As you can see, we get the populator from wetland and then assign the body without a base, meaning it'll return a new entity and nest one level deep (category).

Update

Now add a PATCH /:id route with the following code:

// Update a product
router.patch('/:id', (req, res) => {
  let manager   = req.getManager();
  let populator = req.wetland.getPopulator(manager);

  manager.getRepository(Product)
    .findOne(req.params.id)
    .then(product => {
      if (!product) {
        return res.status(404).json(null);
      }

      // Only allow own-properties in populate.
      populator.assign(Product, req.body, product, false);

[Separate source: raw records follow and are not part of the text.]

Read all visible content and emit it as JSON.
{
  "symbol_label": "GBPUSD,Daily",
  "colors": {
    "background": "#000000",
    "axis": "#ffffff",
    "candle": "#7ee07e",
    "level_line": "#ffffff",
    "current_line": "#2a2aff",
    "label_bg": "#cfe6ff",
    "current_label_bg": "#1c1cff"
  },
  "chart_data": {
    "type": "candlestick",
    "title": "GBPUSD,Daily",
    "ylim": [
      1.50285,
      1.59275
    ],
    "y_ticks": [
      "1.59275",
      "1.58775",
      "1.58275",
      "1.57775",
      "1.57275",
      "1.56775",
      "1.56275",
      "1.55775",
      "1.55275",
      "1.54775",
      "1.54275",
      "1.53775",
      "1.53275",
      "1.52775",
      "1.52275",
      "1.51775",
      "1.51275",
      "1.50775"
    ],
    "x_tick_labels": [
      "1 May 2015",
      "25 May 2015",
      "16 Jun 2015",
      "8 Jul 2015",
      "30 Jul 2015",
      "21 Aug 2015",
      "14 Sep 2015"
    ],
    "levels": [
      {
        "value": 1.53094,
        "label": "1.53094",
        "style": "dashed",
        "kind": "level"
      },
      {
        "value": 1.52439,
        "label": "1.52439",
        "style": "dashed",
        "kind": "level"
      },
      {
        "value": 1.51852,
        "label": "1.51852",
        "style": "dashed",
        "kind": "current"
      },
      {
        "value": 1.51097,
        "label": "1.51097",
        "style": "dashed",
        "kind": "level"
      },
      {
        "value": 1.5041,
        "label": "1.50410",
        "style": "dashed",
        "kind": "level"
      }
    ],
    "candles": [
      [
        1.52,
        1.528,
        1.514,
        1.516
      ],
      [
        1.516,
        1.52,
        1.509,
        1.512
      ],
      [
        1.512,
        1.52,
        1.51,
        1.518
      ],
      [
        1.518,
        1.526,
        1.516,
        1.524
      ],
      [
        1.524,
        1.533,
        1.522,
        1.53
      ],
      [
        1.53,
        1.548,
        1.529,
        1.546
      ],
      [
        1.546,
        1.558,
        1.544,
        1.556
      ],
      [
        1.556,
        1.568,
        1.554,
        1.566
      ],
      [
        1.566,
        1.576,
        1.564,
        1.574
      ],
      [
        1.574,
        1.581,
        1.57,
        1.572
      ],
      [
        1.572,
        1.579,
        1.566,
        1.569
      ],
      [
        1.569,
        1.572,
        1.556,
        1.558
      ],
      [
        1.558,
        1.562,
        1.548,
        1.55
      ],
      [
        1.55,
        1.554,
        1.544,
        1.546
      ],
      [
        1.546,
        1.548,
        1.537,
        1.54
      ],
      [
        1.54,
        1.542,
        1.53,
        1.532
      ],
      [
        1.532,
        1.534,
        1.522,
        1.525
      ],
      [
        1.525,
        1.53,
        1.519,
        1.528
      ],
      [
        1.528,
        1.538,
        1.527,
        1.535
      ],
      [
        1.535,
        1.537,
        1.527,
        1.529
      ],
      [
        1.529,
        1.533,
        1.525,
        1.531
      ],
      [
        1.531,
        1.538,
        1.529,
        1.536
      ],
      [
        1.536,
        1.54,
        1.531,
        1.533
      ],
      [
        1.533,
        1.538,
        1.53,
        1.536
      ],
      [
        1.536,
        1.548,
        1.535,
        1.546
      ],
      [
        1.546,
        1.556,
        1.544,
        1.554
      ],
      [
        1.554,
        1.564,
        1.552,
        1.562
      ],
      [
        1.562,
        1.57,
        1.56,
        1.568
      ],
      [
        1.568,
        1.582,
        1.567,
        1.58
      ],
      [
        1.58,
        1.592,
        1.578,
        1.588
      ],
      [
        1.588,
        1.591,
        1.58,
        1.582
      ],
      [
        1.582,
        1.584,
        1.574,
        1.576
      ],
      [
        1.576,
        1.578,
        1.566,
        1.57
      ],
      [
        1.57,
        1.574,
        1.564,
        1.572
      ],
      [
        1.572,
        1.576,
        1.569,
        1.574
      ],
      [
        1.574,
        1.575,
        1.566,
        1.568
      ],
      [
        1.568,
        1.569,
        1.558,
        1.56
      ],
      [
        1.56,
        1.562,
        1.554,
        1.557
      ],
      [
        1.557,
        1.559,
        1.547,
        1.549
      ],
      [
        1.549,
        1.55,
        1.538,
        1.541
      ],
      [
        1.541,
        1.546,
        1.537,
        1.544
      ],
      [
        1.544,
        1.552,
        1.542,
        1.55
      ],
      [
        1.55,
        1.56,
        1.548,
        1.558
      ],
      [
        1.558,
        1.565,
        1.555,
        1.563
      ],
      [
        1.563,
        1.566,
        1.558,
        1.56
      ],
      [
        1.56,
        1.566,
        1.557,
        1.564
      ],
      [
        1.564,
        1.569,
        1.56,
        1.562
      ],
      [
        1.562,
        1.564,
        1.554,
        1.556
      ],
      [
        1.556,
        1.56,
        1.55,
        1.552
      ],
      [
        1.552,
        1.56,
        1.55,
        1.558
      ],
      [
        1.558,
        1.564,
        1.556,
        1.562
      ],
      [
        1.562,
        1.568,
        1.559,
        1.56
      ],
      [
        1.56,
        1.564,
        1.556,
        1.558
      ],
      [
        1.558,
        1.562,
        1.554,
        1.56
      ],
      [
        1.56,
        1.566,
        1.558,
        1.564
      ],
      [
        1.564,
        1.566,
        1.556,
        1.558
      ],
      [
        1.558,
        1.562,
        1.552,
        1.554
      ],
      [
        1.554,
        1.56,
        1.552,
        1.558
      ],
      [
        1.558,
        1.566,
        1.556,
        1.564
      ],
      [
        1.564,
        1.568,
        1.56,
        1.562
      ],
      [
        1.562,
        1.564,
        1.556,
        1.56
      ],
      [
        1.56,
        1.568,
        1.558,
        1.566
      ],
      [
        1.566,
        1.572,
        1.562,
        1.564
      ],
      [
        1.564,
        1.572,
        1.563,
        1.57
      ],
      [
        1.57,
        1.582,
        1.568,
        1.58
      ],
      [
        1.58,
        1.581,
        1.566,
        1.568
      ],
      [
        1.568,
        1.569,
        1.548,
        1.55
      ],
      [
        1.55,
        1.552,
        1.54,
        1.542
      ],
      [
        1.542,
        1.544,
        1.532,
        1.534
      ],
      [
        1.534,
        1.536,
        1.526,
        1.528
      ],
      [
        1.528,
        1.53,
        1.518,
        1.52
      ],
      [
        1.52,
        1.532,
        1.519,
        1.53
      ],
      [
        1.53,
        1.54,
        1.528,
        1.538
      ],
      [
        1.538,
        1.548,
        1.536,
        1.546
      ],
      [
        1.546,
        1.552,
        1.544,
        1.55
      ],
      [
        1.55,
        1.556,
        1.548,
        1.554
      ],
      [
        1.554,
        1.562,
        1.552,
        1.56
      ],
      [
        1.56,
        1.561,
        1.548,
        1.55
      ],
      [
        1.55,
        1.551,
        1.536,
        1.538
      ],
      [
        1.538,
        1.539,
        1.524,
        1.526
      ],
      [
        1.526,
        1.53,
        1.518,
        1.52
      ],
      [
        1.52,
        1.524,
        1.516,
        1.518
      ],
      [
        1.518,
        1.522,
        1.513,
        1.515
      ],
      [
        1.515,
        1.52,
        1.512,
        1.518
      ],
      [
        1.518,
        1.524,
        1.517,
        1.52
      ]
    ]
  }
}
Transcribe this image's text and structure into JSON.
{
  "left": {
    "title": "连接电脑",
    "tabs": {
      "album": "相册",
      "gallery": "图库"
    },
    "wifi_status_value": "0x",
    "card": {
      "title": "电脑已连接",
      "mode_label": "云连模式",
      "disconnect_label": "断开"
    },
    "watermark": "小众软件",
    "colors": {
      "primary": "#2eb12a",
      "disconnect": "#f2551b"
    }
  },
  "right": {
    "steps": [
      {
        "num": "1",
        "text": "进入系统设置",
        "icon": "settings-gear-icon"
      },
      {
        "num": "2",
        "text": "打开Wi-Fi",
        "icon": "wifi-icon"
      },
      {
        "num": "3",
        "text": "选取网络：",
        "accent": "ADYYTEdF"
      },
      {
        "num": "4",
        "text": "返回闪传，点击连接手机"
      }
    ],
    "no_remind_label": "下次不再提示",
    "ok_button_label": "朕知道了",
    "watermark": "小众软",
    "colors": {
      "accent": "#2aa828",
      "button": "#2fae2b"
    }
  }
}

      // Nested then, to avoid and action on 404.
      return manager.flush().then(() => res.json(product));
    })
    .catch(error => res.status(500).json({error}));
});

This is very similar to create, except we first fetch the product to be updated and then use that as the base for .assign().

Testing

Start your server (or restart it, if it's still running): node app.

Create

Running the following command:

curl -XPOST -H 'Content-Type: application/json' -d '{
 "name":"populator made me",
 "stock": 42,
 "category": 1
}' http://127.0.0.1:3000/product

Which should produce a response like:

{
  "name": "Populator made me",
  "stock": 42,
  "id": 8,
  "categories": [],
  "created": "2017-03-08 16:56:40"
}
Update

Running this:

curl -XPATCH -H 'Content-Type: application/json' -d '{
 "name":"populator changed me",
 "stock": 1337
}' http://127.0.0.1:3000/product/8

Note: don't forget to change the 8 to whatever id was returned to you if different.

Should produce a result similar to:

{
  "id": 8,
  "name": "populator changed me",
  "created": "2017-03-08 16:56:40",
  "stock": 1337,
  "categories": []
}
Verify

To verify the changes have been applied, you can check the single-product route: http://127.0.0.1:3000/product/8.

Next step

Alright, we're all done with the populator, and this tutorial! You can now wield this powerful ORM and start making working with the database fun and reliable.

For the finished version of this tutorial, I have added some extra stuff. This includes two stock methods, and the final migration. You can see the final product including the finishing touches on the wetland-tutorial master branch.

Creating the migration was as simple as running wetland migrator create relations as we already created a snapshot earlier in the tutorial.

What's next

If you really want to learn more about wetland at this point, you can check out the bonus topics or the API documentation.

results matching ""

    No results matching ""